Each of the rising edge shapes acts as a filter. Figure 4 shows the frequency-response of each filter type. I’ve aligned the filter responses with the SYSOUT response, so you can imagine, for example, how much the filtering effect of the PWL edge (blue) might knock down the big peak in the unfiltered (fast-rising-edge) SYSOUT plot. At 260 MHz, the PWL edge provides not quite 20 dB of attenuation, yet the SYSOUT plot has an almost +20dB resonance at that point. Result: the resonant behavior creates lumps and bumps in the PWL output waveform (Fig. 3).
The quadratic edge provides better attenuation at 260 MHz, about 10 dB more than the PWL filter. As a result, 260 MHz ringing artifacts in the quadratic time-domain response are attenuated by 3x compared to the PWL edge.
Of the three simple choices discussed here, the Gaussian edge best represents actual digital logic. It has the best filtering at 260 MHz, more than 60 dB, and displays virtually no perceptible ringing in the time domain—just like the real circuit.
So, how do you make a Gaussian edge in SPICE? You can create a Gaussian edge with a mathematical spreadsheet (or EXCEL) and then read it into SPICE as a sampled waveform.
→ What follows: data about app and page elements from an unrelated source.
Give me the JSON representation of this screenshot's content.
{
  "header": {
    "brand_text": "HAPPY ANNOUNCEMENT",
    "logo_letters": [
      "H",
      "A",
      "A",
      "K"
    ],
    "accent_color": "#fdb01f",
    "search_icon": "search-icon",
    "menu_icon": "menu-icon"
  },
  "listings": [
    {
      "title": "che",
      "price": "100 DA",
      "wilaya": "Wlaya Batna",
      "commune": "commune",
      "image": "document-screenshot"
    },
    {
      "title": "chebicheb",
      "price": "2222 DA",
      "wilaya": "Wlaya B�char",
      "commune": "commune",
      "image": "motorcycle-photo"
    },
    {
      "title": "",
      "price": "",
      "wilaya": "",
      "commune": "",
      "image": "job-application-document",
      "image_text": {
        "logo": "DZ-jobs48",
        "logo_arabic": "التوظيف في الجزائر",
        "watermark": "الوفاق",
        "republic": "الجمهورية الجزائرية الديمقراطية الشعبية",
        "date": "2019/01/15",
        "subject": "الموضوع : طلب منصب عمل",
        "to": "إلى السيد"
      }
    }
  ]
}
The Gaussian edge is just the time-integral of a Gaussian bell-shaped pulse. Equations for the impulse response of a Gaussian filter (the bell-shaped pulse), the step-response (edge) and the frequency response associated with this function appear in Appendix B of my book, High-Speed Digital Design.
You can make quadratic edges by integrating ramps. To create a unit-height parabolic edge with 10-90% rise time T, first create a PWL response that looks like a triangle. Your PWL waveform should start at zero, proceed linearly up to amplitude (1.105573)/T at time (0.904508)T, and then return linearly back to zero at time (1.809017)T. Under this waveform lies a total area of one unit.
Pass the PWL triangle through an integrating circuit. The output will rise gracefully (quadratically) from zero to one.
If you don’t have a perfect integrator tool in your SPICE program, a simple R-C filter circuit followed by a voltage buffer can do the same job. Set the series resistor R to 1 Kohm and the shunt capacitor C to about 1 nF. Make sure the time constant RC is much, much larger than the length of the rising edge you plan to produce. Scale the amplitude of your triangle waveform by the factor RC. When you pass your triangle waveform through the R-C filter the buffered output will execute a beautiful quadratic rising edge with a 10-90% rise time equal to T.
Other filter structures, like Bessel filters, can also make reasonable approximations to real digital outputs.
Dr. Howard Johnson